### SOURCE MATERIAL
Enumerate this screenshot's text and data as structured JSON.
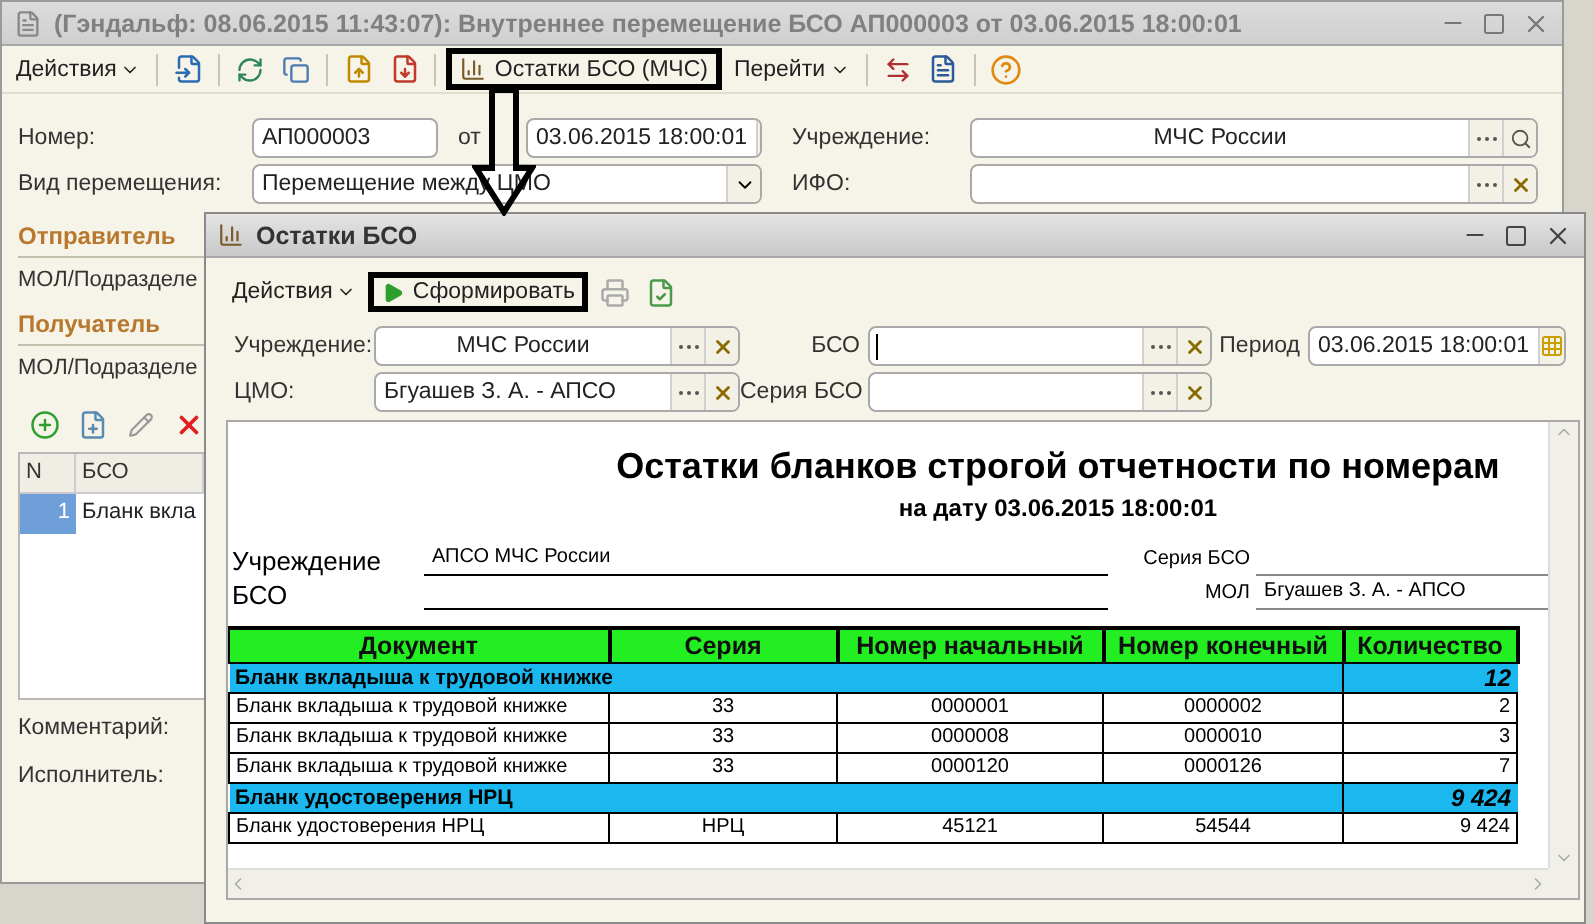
{
  "main_window": {
    "title": "(Гэндальф: 08.06.2015 11:43:07): Внутреннее перемещение БСО АП000003 от 03.06.2015 18:00:01",
    "toolbar": {
      "actions_menu": "Действия",
      "report_button": {
        "label": "Остатки БСО (МЧС)",
        "highlighted": true
      },
      "goto_menu": "Перейти"
    },
    "fields": {
      "number": {
        "label": "Номер:",
        "value": "АП000003"
      },
      "date": {
        "label": "от",
        "value": "03.06.2015 18:00:01"
      },
      "transfer_type": {
        "label": "Вид перемещения:",
        "value": "Перемещение между ЦМО"
      },
      "institution": {
        "label": "Учреждение:",
        "value": "МЧС России"
      },
      "ifo": {
        "label": "ИФО:"
      }
    },
    "sections": [
      {
        "title": "Отправитель",
        "field_label": "МОЛ/Подразделе"
      },
      {
        "title": "Получатель",
        "field_label": "МОЛ/Подразделе"
      }
    ],
    "table": {
      "columns": [
        "N",
        "БСО"
      ],
      "rows": [
        {
          "cells": [
            "1",
            "Бланк вкла"
          ],
          "selected": true
        }
      ]
    },
    "footer_fields": [
      "Комментарий:",
      "Исполнитель:"
    ]
  },
  "dialog": {
    "title": "Остатки БСО",
    "toolbar": {
      "actions_menu": "Действия",
      "generate_button": {
        "label": "Сформировать",
        "highlighted": true
      }
    },
    "fields": {
      "institution": {
        "label": "Учреждение:",
        "value": "МЧС России"
      },
      "bso": {
        "label": "БСО"
      },
      "period": {
        "label": "Период",
        "value": "03.06.2015 18:00:01"
      },
      "cmo": {
        "label": "ЦМО:",
        "value": "Бгуашев З. А. - АПСО"
      },
      "series": {
        "label": "Серия БСО"
      }
    },
    "report": {
      "title": "Остатки бланков строгой отчетности по номерам",
      "subtitle": "на дату 03.06.2015 18:00:01",
      "info_left": [
        {
          "label": "Учреждение",
          "value": "АПСО МЧС России"
        },
        {
          "label": "БСО"
        }
      ],
      "info_right": [
        {
          "label": "Серия БСО"
        },
        {
          "label": "МОЛ",
          "value": "Бгуашев З. А. - АПСО"
        }
      ],
      "table": {
        "columns": [
          "Документ",
          "Серия",
          "Номер начальный",
          "Номер конечный",
          "Количество"
        ],
        "rows": [
          {
            "kind": "group",
            "name": "Бланк вкладыша к трудовой книжке",
            "quantity": "12"
          },
          {
            "kind": "item",
            "cells": [
              "Бланк вкладыша к трудовой книжке",
              "33",
              "0000001",
              "0000002",
              "2"
            ]
          },
          {
            "kind": "item",
            "cells": [
              "Бланк вкладыша к трудовой книжке",
              "33",
              "0000008",
              "0000010",
              "3"
            ]
          },
          {
            "kind": "item",
            "cells": [
              "Бланк вкладыша к трудовой книжке",
              "33",
              "0000120",
              "0000126",
              "7"
            ]
          },
          {
            "kind": "group",
            "name": "Бланк удостоверения НРЦ",
            "quantity": "9 424"
          },
          {
            "kind": "item",
            "cells": [
              "Бланк удостоверения НРЦ",
              "НРЦ",
              "45121",
              "54544",
              "9 424"
            ]
          }
        ]
      }
    }
  }
}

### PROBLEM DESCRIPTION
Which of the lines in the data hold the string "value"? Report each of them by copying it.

### SOLUTION
        "value": "АП000003"
        "value": "03.06.2015 18:00:01"
        "value": "Перемещение между ЦМО"
        "value": "МЧС России"
        "value": "МЧС России"
        "value": "03.06.2015 18:00:01"
        "value": "Бгуашев З. А. - АПСО"
          "value": "АПСО МЧС России"
          "value": "Бгуашев З. А. - АПСО"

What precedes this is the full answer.